The northern Italian city of Bergamo (approx. 120,000 inhabitants) has an approx. 12 kilometres long tram line, which connects Bergamo with the north-eastern neighboring villages and has its terminus in Albino. It runs on a former railway line, which was abandoned in 1967. The trams are operated by → TEB (Tramvie Elettriche Bergamasche).
The port city of Genoa (about 600,000 inhabitants) has an approx. 8 kilometre long Metro line, which was opened in 1990 with just two stations and has been expanded little by little. Due to the high altitude differences in the city there are also three mountain railways: two funiculars and one cogwheel railway. Both means of transport as well as the city bus routes are operated by → AMT Genova ( Azienda Mobilità e Trasporti Genova S.p.A.)
To reduce the increasing number of cars and coaches in the historical town centre the city of Perugia (Italy, approx. 170,000 inhabitants) decided to build a "MiniMetro", which was opened in 2008. It is a transport system with relatively small vehicles (capacity max. 50 persons) which run every 1-3 minutes, depending on exploitation. It works according to the principle of the famous Cable Cars in San Francisco: There is a haul rope between the tracks which is permanently in movement. The cable grip connects the single car to the rope leaving the station and detaches automatically at the next station entrance. The fully automated MiniMetro is almost 4 kilometres long with a height difference of 160 metres and has 7 stops, two of them subsurface. The system is operated by → Minimetrò S.p.A..
The city of Naples near Vesuvius has about a million inhabitants. It has a relatively small tram network (12 km), which is arranged in a T-formation. There is also a Metro route (about 18 km), which will be extended to a ring line in the future. One further Metro route (line 6) is composed of only four stops and has no relevance at present. The tram and the city buses are operated by → ANM (Azienda Napoletana Mobilità SpA), the Metro by Metronapoli SpA.
The Sicilian capital of Palermo (approx. 700,000 inhabitants) has reopened its trams in late 2015. A former tram network existed until 1947. The modern network consists of four lines, while line 1 runs south of the city centre and has no connection to the other routes. They weren't in a hurry to introduce the tram, the construction of the new routes went on from 2007 to 2015. The network has a system length of some 18 kilometers and is operated by AMAT (Azienda Municipalizzata Auto Trasporti) Palermo.
The city of Messina is located in the north-east of Sicily and has approximately 250,000 inhabitants.
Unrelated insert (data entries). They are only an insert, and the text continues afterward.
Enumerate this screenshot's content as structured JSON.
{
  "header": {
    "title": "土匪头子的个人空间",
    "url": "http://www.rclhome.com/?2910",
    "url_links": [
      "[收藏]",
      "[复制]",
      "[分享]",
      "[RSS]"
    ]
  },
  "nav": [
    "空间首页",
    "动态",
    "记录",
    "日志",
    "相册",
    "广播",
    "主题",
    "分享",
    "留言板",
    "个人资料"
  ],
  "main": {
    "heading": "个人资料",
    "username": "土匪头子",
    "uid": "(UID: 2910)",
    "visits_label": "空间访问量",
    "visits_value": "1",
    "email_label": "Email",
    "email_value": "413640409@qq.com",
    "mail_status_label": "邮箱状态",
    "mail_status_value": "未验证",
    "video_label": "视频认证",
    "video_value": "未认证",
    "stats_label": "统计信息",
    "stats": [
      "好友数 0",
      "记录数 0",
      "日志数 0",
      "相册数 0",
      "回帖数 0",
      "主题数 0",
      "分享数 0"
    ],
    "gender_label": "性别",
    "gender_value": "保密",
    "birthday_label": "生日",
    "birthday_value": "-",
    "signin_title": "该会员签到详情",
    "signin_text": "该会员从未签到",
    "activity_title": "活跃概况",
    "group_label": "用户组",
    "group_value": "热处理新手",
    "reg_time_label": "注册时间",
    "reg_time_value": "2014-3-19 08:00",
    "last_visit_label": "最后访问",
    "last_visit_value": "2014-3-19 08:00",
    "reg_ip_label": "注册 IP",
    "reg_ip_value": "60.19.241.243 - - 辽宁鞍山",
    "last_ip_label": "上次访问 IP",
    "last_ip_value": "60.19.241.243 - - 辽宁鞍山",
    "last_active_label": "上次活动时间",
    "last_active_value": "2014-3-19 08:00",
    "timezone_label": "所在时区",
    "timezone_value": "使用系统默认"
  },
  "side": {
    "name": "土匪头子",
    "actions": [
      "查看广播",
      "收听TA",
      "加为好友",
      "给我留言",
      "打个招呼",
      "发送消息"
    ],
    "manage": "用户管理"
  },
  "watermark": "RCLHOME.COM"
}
Since 2003, it has a tram line (route 28 - it bears the number of the bus line, which was replaced by the tram). A fomer tram network existed from 1917 until 1951. The route is almost 8 kilometres long and is operated by → Azienda Trasporti Messina (ATM).
Catania has a population of 300,000 and is located in the east of Sicily. The city has a metro line that is only 4 kilometers long and was opened in 1999. It is the southernmost metro system in Europe. It runs partly on the former route of the narrow-gauge "Circumetnea" railway, which terminates in to Borgo today. The trains are unfortunately very neglected and smeared with graffiti. The metro and the narrow-gauge railway are operated by → Ferrovia Circumetnea (FCE).